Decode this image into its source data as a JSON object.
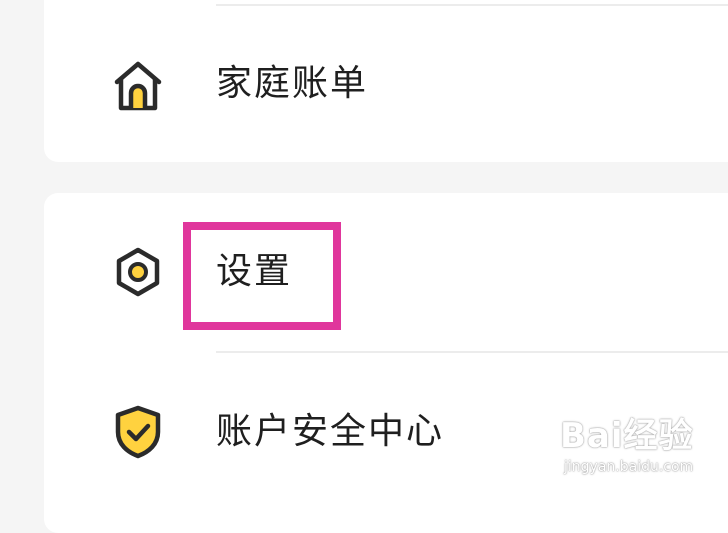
{
  "menu": {
    "items": [
      {
        "label": "家庭账单",
        "icon": "home-icon"
      },
      {
        "label": "设置",
        "icon": "settings-gear-icon"
      },
      {
        "label": "账户安全中心",
        "icon": "shield-check-icon"
      }
    ]
  },
  "highlight": {
    "target": "设置",
    "color": "#e0369c"
  },
  "watermark": {
    "brand": "Bai经验",
    "url": "jingyan.baidu.com"
  },
  "colors": {
    "accent": "#ffd23f",
    "icon_stroke": "#2b2b2b",
    "background": "#f5f5f5",
    "card": "#ffffff"
  }
}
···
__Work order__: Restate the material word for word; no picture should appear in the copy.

__Task answer__:
Decode this image into its source data as a JSON object.
{
  "menu": {
    "items": [
      {
        "label": "家庭账单",
        "icon": "home-icon"
      },
      {
        "label": "设置",
        "icon": "settings-gear-icon"
      },
      {
        "label": "账户安全中心",
        "icon": "shield-check-icon"
      }
    ]
  },
  "highlight": {
    "target": "设置",
    "color": "#e0369c"
  },
  "watermark": {
    "brand": "Bai经验",
    "url": "jingyan.baidu.com"
  },
  "colors": {
    "accent": "#ffd23f",
    "icon_stroke": "#2b2b2b",
    "background": "#f5f5f5",
    "card": "#ffffff"
  }
}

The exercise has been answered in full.